Gas stations are the other bastion of the unprepared in Germany. The station near me is open 24/7 and others I know of are open until 10 pm on Sundays as well. Think gas station almost anywhere in the world. The selection is mostly beer, candy, chips and soda; though my station has a few frozen pizzas and a little bakery case with pretzels as well.
Lastly, while retail is closed restaurants do a brisk business. The irish pub often runs brunches and shows soccer games on Sundays. The Freiburg sports club plays a lot of matinee Sunday games as well. So the local cafe culture is there to be enjoyed. Some restaurants, especially out from the center of town may be closed tomorrow, especially if they are family run. I’m ok with that and just head into my favorite pub or pizza place in town if I need to get out.
this morning I trudged through the falling snow to get a few things during the half-day of opening hours. Sure, I could go to the restaraunts and may do so, but really I need supplies for a long weekend home. Chips and cola for the hours of video games while watching the snow and enjoying the quiet between visits to friends for Christmas dinner.
December 28, 2010 @ 6:51 am
That reminds me when I was in Germany 10 years ago. That very early closing time was frustrating indeed… And that was not even the holiday season yet. Coming from big city where things in general closed at 9-10 pm, having stores closed at 5-6 pm was annoying indeed (regular week day).
December 29, 2010 @ 6:42 pm
Yeah, that was normal 10 yrs ago. It is nice from a shopkeepers point of view, I guess. To have more time off, but for the office workers it makes things hard. I once thought it was all designed so that men had to get married early and women had to stay home in order to get anything actually done. Dunno if it true though.

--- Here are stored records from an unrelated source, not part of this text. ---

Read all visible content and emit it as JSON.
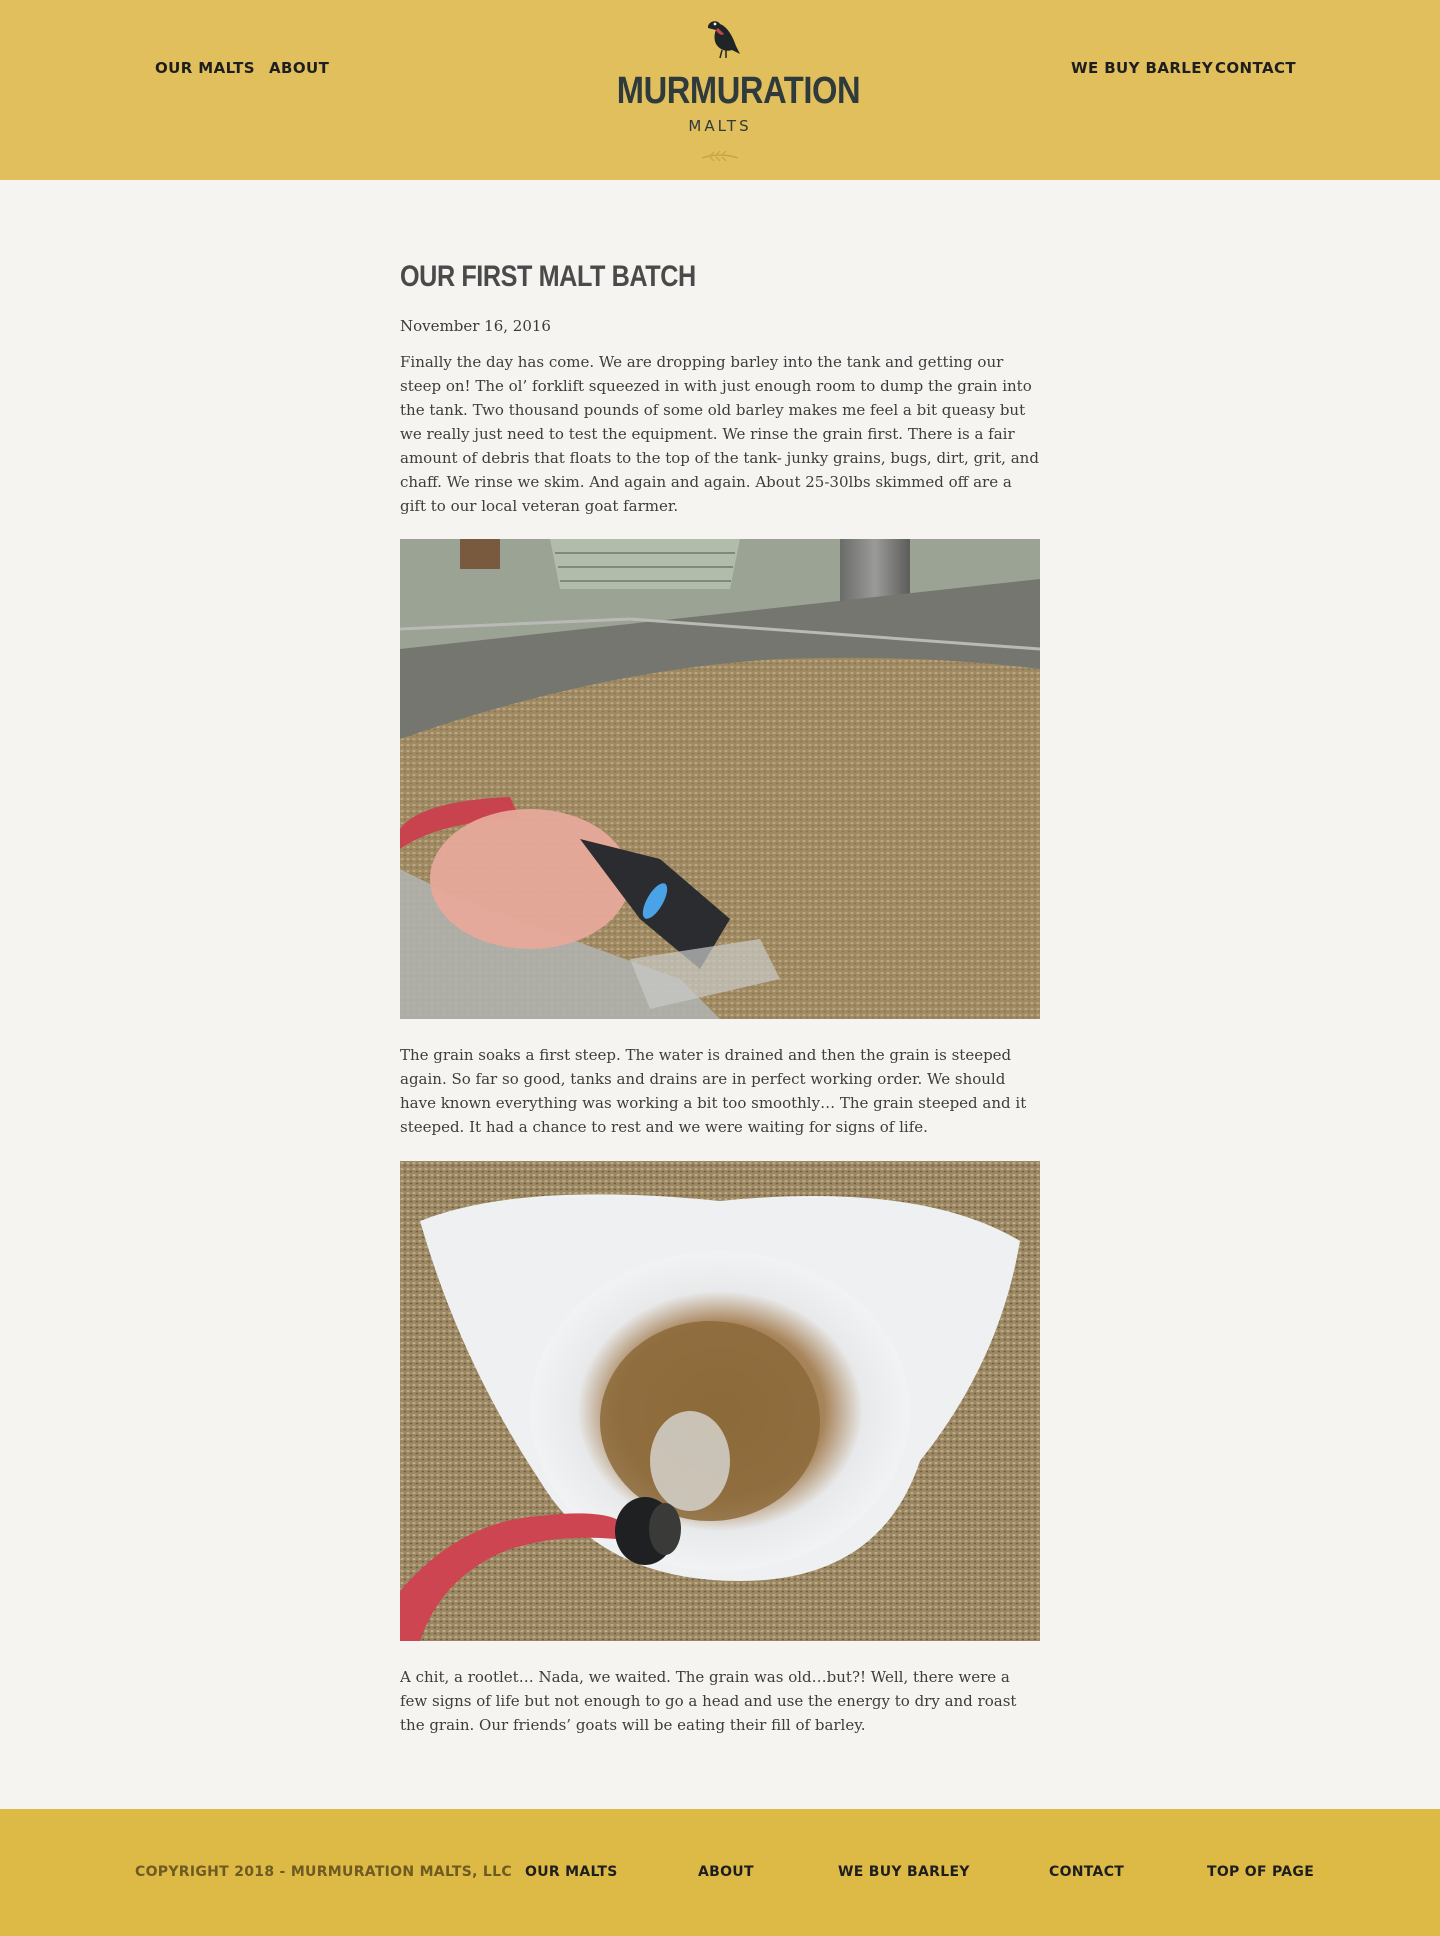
{
  "header": {
    "nav_left": [
      "OUR MALTS",
      "ABOUT"
    ],
    "nav_right": [
      "WE BUY BARLEY",
      "CONTACT"
    ],
    "logo": {
      "name": "MURMURATION",
      "sub": "MALTS"
    }
  },
  "post": {
    "title": "OUR FIRST MALT BATCH",
    "date": "November 16, 2016",
    "paragraphs": [
      "Finally the day has come. We are dropping barley into the tank and getting our steep on! The ol’ forklift squeezed in with just enough room to dump the grain into the tank.  Two thousand pounds of some old barley makes me feel a bit queasy but we really just need to test the equipment. We rinse the grain first. There is a fair amount of debris that floats to the top of the tank- junky grains, bugs, dirt, grit, and chaff. We rinse we skim. And again and again. About 25-30lbs skimmed off are a gift to our local veteran goat farmer.",
      "The grain soaks a first steep. The water is drained and then the grain is steeped again. So far so good, tanks and drains are in perfect working order. We should have known everything was working a bit too smoothly… The grain steeped and it steeped. It had a chance to rest and we were waiting for signs of life.",
      "A chit, a rootlet… Nada, we waited. The grain was old…but?! Well, there were a few signs of life but not enough to go a head and use the energy to dry and roast the grain. Our friends’ goats will be eating their fill of barley."
    ]
  },
  "footer": {
    "copyright": "COPYRIGHT 2018 - MURMURATION MALTS, LLC",
    "links": [
      "OUR MALTS",
      "ABOUT",
      "WE BUY BARLEY",
      "CONTACT",
      "TOP OF PAGE"
    ]
  },
  "colors": {
    "header_bg": "#e0bf5c",
    "footer_bg": "#ddb946",
    "page_bg": "#f5f4f1",
    "hose_red": "#c8434e"
  }
}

December 26, 2010 @ 12:34 pm
Funny, but when I lived in the U.S. Sundays were my quiet days even then. I rarely went shopping on Sunday, and I like that in Germany you are “forced” to not shop that day. But still, like you say, it is annoying to have such limited hours on other shopping days, and it just makes the shopping more crowded and intense. One definitely has to learn to plan ahead here!
December 26, 2010 @ 12:57 pm

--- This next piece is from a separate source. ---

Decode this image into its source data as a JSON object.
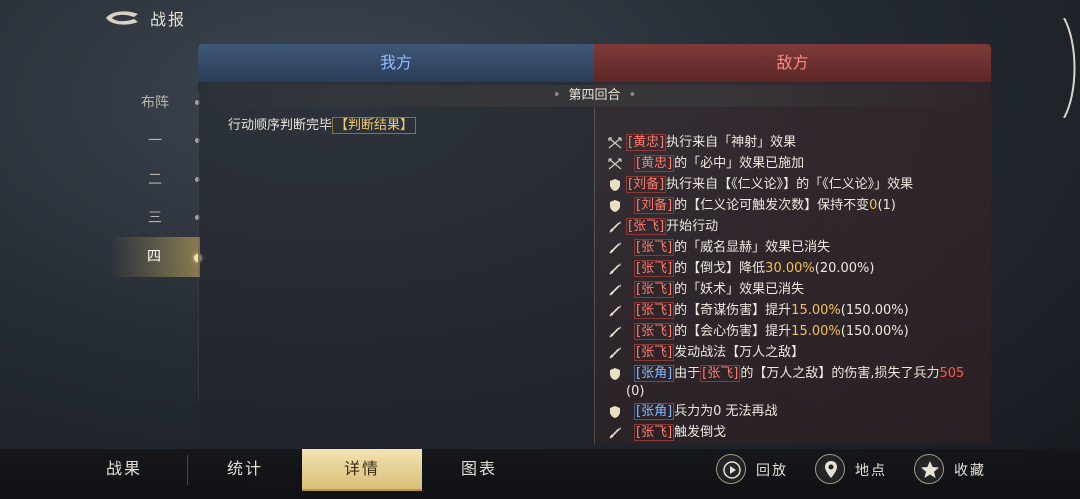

And thus is the point of it all.. to instill the proper German value of planning.
December 25, 2010 @ 3:33 pm
Stores are still closed on Sundays in Germany?! That’s great! They were in ’98 when I spent a semester there, but I figured they’d moved out of that mindset. I’m glad to hear they haven’t. In the US years ago stores were closed on Sundays. I guess it was the first Sunday after I came back from Germany, I was driving by a KMart. I need to go and thought to myself oh, I’ll go there tomorrow. Then all of a sudden I realized hey! I can go today! I really do get sucked into other cultures very quickly.
December 25, 2010 @ 4:23 pm

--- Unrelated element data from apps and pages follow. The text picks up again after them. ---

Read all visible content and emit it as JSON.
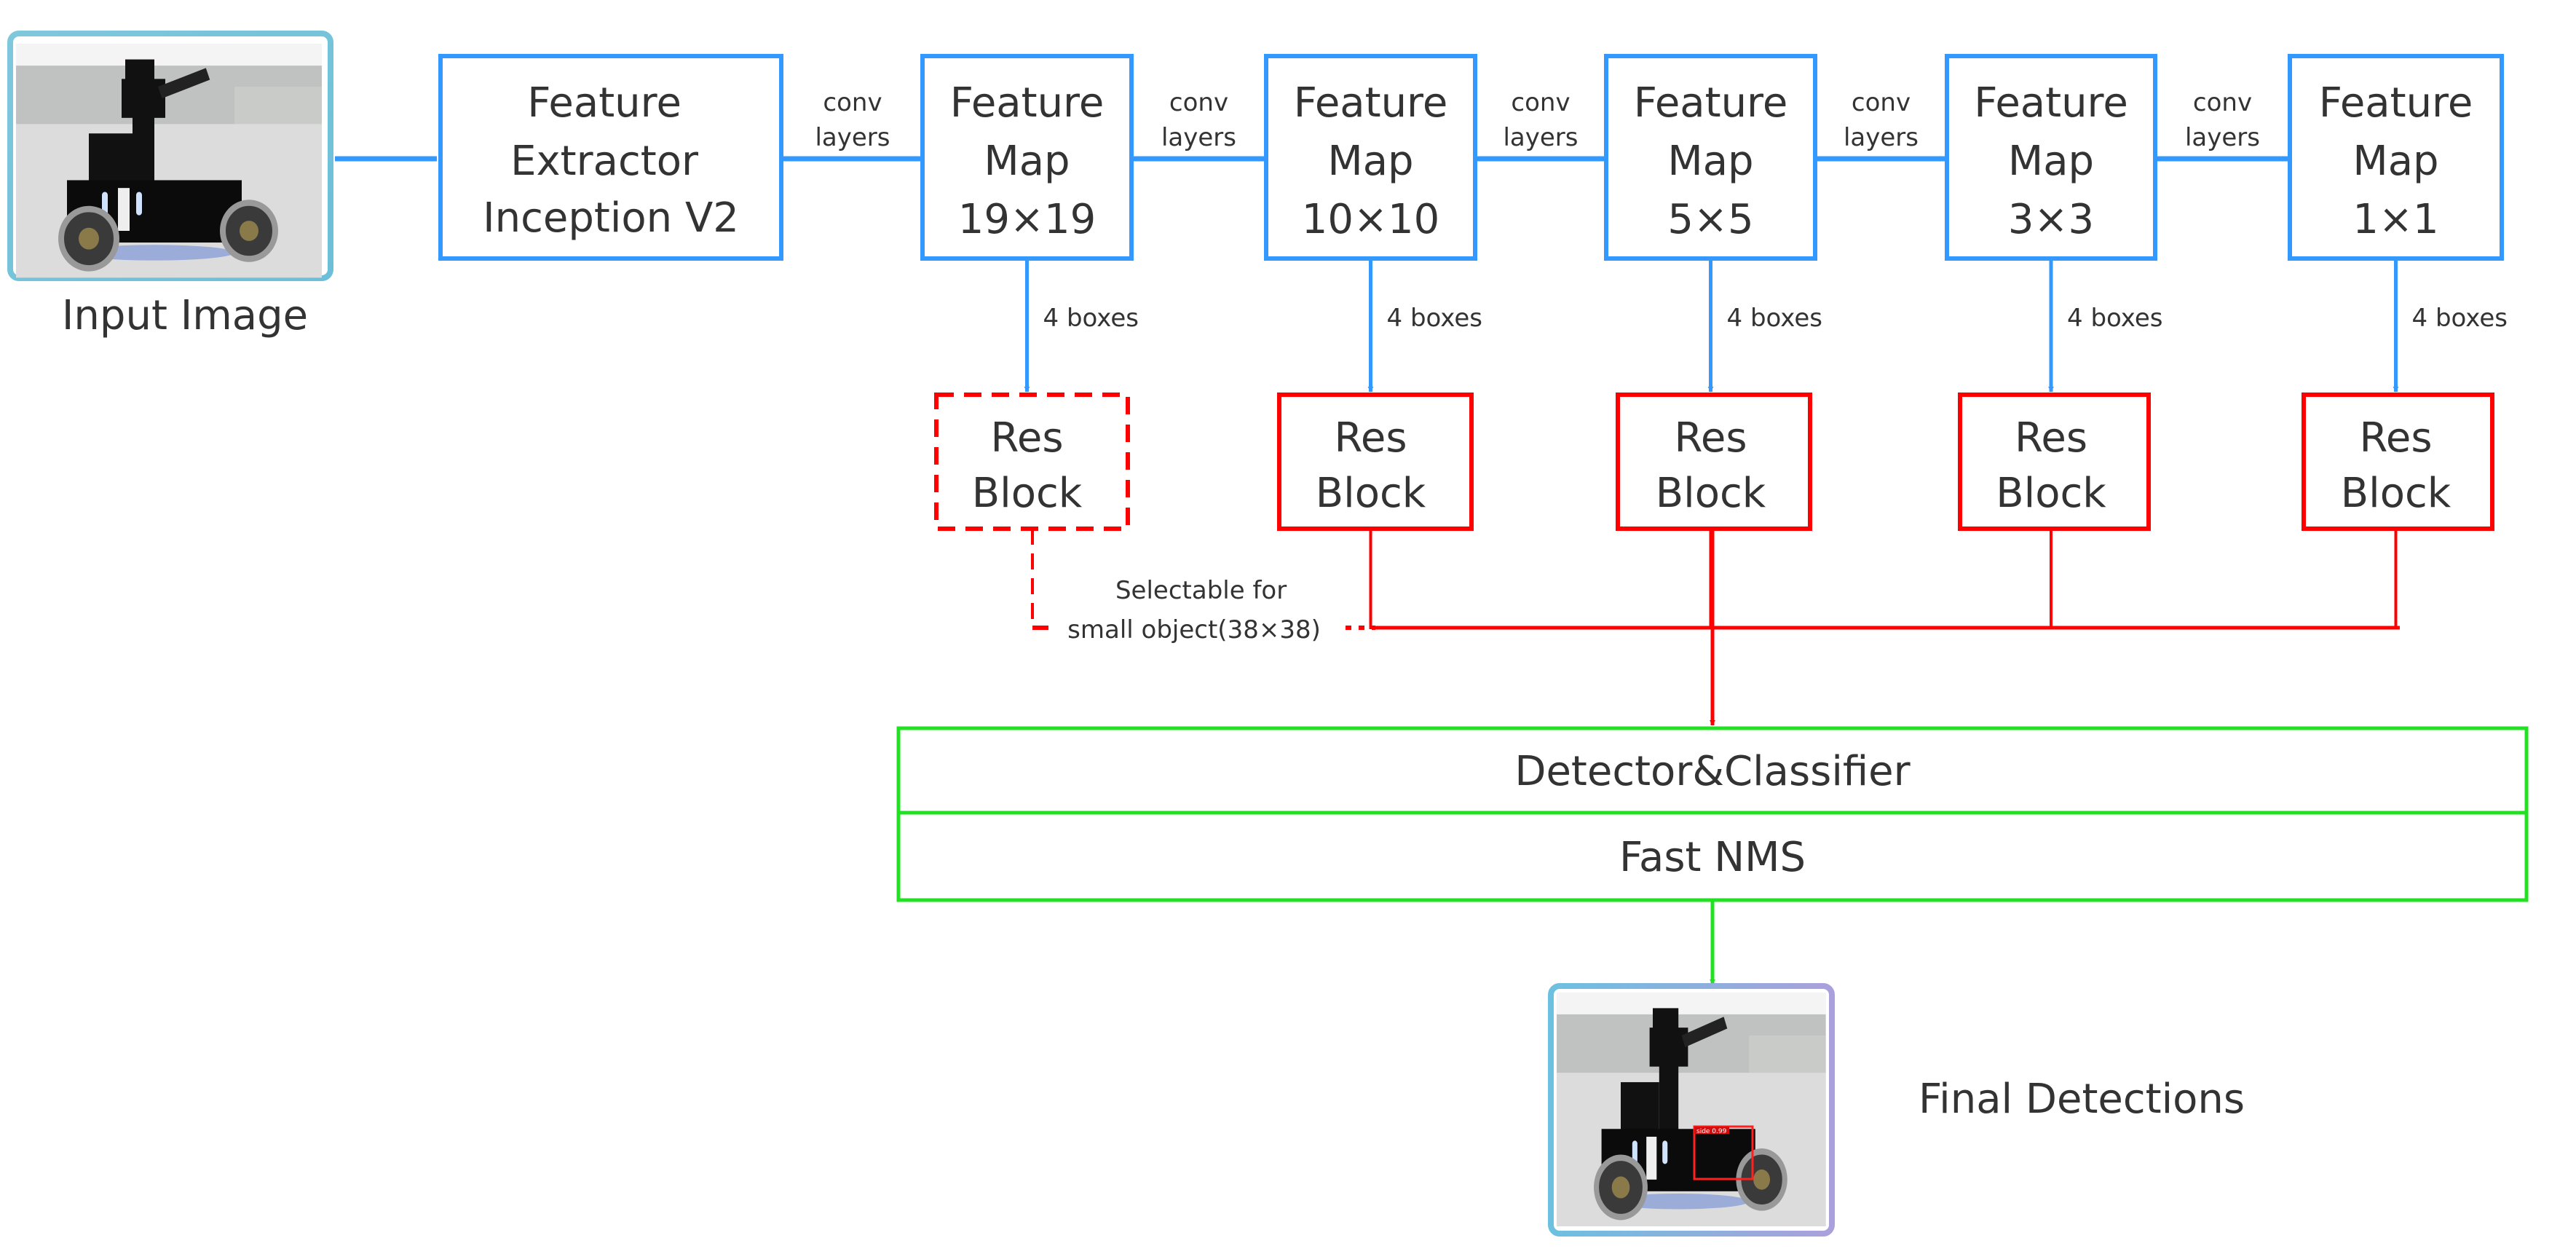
{
  "colors": {
    "feature": "#3399ff",
    "res": "#ff0000",
    "detector": "#22e022",
    "text": "#333333"
  },
  "input": {
    "label": "Input Image"
  },
  "extractor": {
    "lines": [
      "Feature",
      "Extractor",
      "Inception V2"
    ]
  },
  "edge_label": {
    "line1": "conv",
    "line2": "layers"
  },
  "boxes_label": "4 boxes",
  "feature_maps": [
    {
      "lines": [
        "Feature",
        "Map",
        "19×19"
      ]
    },
    {
      "lines": [
        "Feature",
        "Map",
        "10×10"
      ]
    },
    {
      "lines": [
        "Feature",
        "Map",
        "5×5"
      ]
    },
    {
      "lines": [
        "Feature",
        "Map",
        "3×3"
      ]
    },
    {
      "lines": [
        "Feature",
        "Map",
        "1×1"
      ]
    }
  ],
  "res_block": {
    "line1": "Res",
    "line2": "Block"
  },
  "selectable_note": {
    "line1": "Selectable for",
    "line2": "small object(38×38)"
  },
  "detector": {
    "row1": "Detector&Classifier",
    "row2": "Fast NMS"
  },
  "output": {
    "label": "Final Detections",
    "detection_label": "side 0.99"
  }
}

It is slowly changing. The grocery stores are open longer than they used to be. Certain stores are able to get exemptions,including things like flower shops on Mother’s day. Ive read of a fight in Berlin to allow department stores to open. I think it will come eventually, but it could be a long time. The church still has a lot of control here for one. Secondly the labor laws are fairly strict and the argument will go that by opening on Sunday you force people to work more. And it wouldn’t raise sales, just spread them out. In the end, I don’t know how I feel. Yes I would love to be able to have a second day to get stuff done, but without a car it would mean perhaps a second day running all over town to buy stuff I don’t need.
I agree with you, I’m happy sometimes that they haven’t changed that mindset. I’ll take my day off, but I would like evening hours to be extended please.